PROBLEM TO WORK ON
Search each line below for the word "this" and list those that contain it.
##############################
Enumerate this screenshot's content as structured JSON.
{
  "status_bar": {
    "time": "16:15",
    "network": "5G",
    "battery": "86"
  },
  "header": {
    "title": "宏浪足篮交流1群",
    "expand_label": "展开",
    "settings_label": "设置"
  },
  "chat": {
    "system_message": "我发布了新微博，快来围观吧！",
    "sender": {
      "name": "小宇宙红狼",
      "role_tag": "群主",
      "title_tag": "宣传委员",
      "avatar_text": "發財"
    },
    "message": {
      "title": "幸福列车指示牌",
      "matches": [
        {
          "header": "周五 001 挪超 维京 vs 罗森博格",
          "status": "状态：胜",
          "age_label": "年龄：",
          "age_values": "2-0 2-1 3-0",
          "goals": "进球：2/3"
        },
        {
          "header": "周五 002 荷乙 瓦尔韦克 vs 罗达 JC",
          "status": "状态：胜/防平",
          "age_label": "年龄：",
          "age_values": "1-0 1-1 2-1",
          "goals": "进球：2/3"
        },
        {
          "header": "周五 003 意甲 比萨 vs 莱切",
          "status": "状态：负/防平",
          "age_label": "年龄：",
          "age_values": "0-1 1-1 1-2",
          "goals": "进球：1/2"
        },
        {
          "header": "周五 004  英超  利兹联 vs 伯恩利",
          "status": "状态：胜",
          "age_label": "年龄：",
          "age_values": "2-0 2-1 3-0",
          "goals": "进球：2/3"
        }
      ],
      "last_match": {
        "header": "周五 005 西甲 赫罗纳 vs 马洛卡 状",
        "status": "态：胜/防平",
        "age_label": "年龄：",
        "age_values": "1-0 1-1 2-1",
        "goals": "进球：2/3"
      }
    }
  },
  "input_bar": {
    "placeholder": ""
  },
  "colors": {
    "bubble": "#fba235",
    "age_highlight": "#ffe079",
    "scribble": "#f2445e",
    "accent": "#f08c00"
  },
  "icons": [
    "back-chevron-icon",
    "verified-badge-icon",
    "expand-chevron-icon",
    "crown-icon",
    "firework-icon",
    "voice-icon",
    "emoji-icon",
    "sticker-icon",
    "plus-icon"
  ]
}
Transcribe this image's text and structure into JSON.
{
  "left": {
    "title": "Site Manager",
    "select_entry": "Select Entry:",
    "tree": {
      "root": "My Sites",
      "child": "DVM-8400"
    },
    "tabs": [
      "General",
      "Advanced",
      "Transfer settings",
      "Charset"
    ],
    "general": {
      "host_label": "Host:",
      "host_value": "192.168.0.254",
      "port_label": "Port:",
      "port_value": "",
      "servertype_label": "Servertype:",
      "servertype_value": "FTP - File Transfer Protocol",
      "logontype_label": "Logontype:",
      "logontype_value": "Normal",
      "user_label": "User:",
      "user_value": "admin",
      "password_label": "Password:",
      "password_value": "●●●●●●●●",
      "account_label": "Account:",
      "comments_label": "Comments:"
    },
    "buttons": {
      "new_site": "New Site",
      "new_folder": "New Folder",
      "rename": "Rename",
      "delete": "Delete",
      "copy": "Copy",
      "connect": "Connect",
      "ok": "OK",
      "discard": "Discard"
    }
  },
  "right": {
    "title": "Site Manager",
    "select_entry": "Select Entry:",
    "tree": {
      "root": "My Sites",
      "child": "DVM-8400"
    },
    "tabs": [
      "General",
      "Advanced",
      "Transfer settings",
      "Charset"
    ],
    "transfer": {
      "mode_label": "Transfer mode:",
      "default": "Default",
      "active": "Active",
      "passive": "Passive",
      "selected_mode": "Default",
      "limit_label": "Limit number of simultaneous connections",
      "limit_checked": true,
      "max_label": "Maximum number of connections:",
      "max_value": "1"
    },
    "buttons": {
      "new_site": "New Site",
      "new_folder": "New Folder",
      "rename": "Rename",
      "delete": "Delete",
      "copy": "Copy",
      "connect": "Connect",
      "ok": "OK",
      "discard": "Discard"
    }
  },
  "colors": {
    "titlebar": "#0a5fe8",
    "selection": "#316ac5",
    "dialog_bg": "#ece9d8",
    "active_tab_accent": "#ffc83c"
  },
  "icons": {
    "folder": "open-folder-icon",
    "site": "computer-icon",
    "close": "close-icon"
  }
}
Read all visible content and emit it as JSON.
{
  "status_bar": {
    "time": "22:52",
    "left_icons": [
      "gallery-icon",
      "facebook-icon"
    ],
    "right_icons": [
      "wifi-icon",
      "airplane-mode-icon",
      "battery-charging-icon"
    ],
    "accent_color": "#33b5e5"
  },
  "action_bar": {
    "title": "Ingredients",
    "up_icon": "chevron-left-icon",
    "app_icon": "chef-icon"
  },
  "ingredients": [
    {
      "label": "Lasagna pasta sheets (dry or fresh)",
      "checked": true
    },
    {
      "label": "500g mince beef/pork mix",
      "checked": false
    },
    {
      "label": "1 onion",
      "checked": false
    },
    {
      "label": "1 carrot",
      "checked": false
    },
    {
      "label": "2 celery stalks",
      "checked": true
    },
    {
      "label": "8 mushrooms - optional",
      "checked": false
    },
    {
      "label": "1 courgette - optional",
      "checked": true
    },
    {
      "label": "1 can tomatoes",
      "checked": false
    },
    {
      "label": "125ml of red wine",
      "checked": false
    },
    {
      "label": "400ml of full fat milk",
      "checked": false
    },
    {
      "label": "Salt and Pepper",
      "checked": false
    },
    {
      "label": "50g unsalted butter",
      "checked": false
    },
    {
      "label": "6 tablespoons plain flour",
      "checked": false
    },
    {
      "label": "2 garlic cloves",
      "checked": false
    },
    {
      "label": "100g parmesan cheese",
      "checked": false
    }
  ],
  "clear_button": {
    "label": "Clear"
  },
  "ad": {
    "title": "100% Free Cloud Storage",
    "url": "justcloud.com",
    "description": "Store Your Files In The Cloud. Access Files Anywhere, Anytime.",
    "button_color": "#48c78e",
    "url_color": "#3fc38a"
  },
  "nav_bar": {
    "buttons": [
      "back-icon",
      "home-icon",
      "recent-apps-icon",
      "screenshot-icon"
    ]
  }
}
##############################
ANSWER SECTION
Enumerate this screenshot's content as structured JSON.
Transcribe this image's text and structure into JSON.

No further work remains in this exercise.